§ **Brief**
Take from the data every line in which the word "USDN" is found.

§ **Provided material**
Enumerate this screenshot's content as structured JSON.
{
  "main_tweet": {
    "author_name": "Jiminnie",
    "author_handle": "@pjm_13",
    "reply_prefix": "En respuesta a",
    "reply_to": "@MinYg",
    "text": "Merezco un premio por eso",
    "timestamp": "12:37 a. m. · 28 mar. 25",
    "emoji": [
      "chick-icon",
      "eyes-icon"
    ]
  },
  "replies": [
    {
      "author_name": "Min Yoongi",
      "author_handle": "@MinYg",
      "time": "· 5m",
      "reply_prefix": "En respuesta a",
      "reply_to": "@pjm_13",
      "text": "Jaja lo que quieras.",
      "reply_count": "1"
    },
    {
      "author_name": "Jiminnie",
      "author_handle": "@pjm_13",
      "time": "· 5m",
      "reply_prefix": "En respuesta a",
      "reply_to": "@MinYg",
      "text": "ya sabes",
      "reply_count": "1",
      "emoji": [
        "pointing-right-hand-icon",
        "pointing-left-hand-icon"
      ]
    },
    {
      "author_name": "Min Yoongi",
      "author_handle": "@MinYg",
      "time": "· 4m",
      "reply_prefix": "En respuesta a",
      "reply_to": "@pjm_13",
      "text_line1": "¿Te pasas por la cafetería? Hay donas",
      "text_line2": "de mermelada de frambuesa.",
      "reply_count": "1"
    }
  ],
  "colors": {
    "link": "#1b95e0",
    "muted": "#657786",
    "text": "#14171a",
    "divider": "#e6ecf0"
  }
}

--

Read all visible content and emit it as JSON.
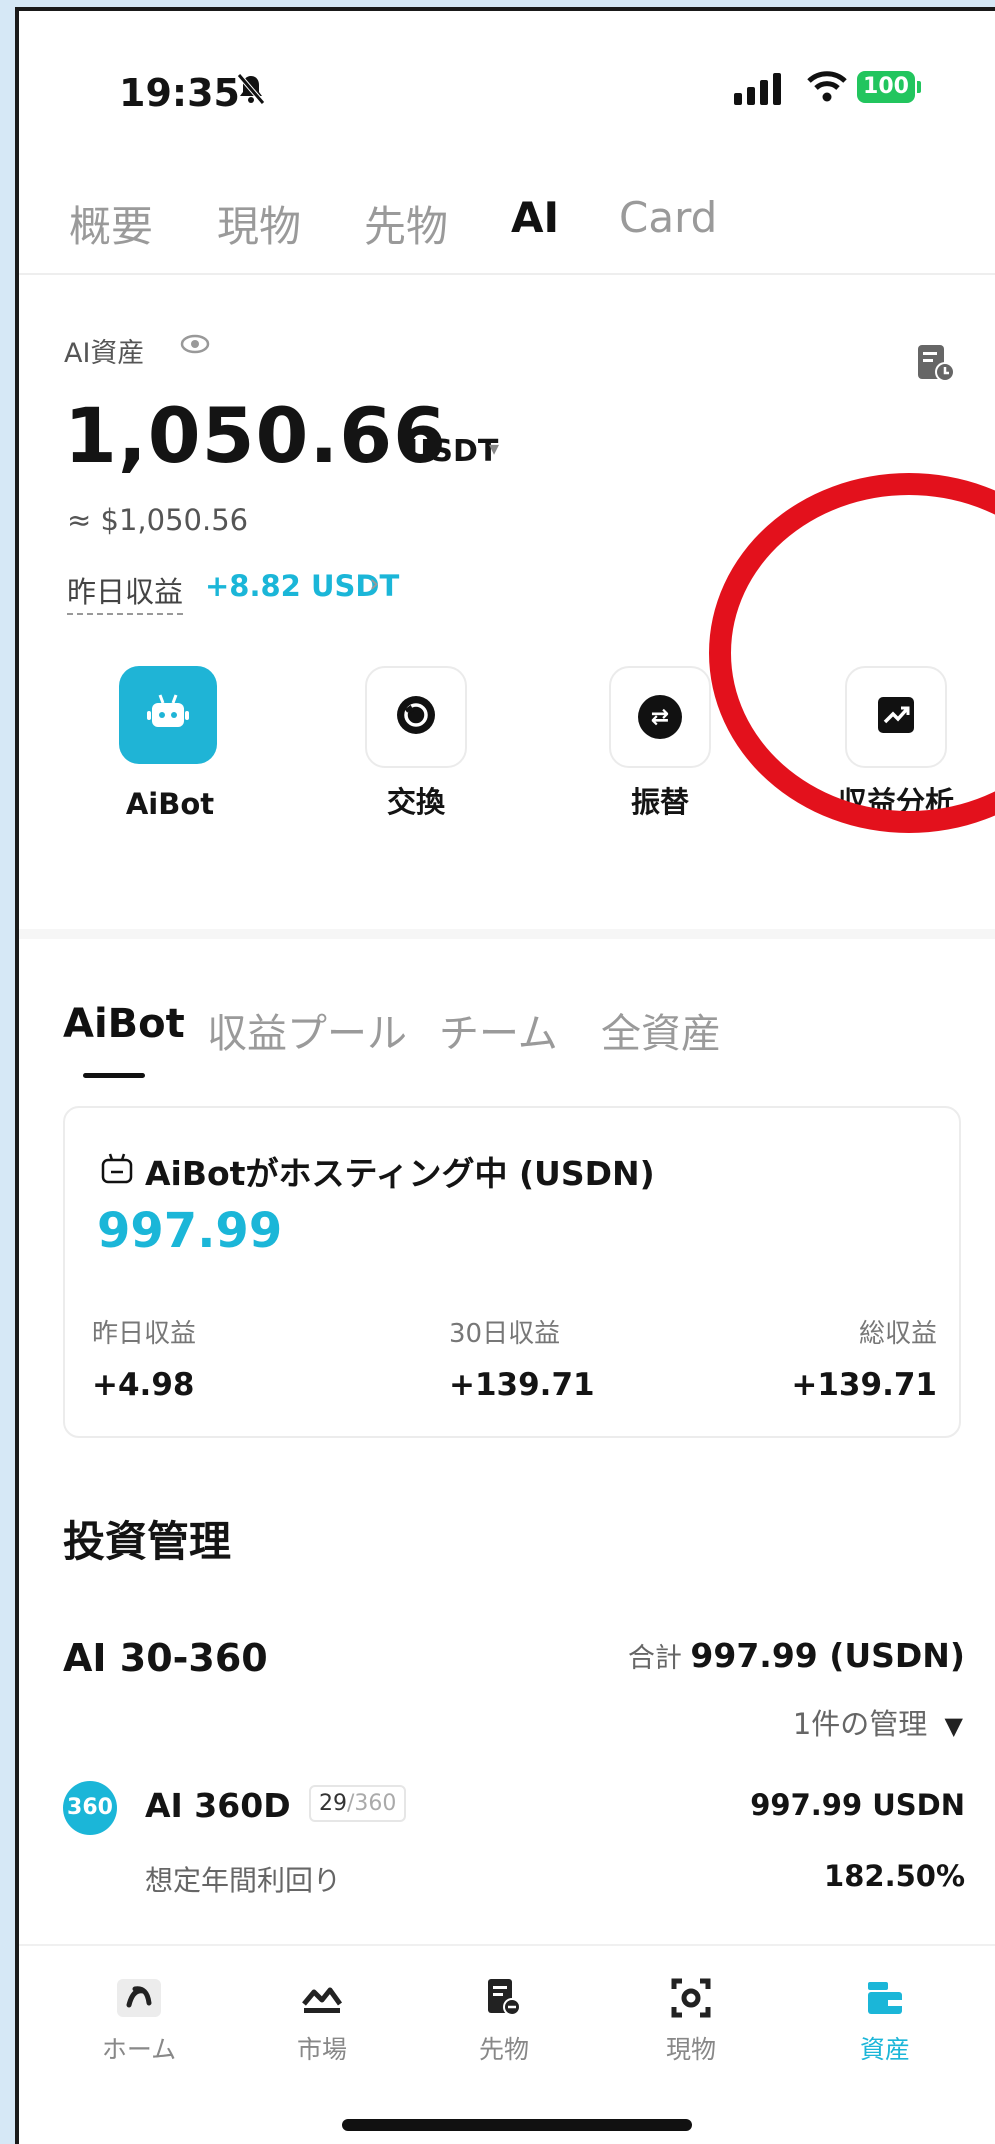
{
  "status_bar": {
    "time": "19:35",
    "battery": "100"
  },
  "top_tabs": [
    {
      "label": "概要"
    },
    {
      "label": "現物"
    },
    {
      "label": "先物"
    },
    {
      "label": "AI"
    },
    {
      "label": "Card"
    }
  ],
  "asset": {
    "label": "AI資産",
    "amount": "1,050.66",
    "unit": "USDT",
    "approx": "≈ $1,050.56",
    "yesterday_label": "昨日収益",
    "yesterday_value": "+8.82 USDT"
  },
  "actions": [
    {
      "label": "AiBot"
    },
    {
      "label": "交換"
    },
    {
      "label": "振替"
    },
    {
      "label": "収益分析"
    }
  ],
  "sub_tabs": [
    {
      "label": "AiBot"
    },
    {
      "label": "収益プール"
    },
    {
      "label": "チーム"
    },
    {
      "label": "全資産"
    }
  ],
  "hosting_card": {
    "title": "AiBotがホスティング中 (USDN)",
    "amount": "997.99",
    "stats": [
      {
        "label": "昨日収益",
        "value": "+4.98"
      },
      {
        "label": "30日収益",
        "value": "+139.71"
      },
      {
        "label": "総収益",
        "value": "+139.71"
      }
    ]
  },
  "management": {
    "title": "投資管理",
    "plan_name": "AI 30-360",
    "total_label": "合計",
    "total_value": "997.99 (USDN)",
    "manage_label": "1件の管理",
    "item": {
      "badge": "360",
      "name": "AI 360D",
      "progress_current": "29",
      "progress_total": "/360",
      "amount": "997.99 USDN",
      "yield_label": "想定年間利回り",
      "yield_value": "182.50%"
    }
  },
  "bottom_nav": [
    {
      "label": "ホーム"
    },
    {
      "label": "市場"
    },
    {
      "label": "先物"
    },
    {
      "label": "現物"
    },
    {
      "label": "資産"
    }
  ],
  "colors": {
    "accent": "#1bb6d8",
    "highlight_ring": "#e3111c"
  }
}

§ **Answer**
    "title": "AiBotがホスティング中 (USDN)",
    "total_value": "997.99 (USDN)",
      "amount": "997.99 USDN",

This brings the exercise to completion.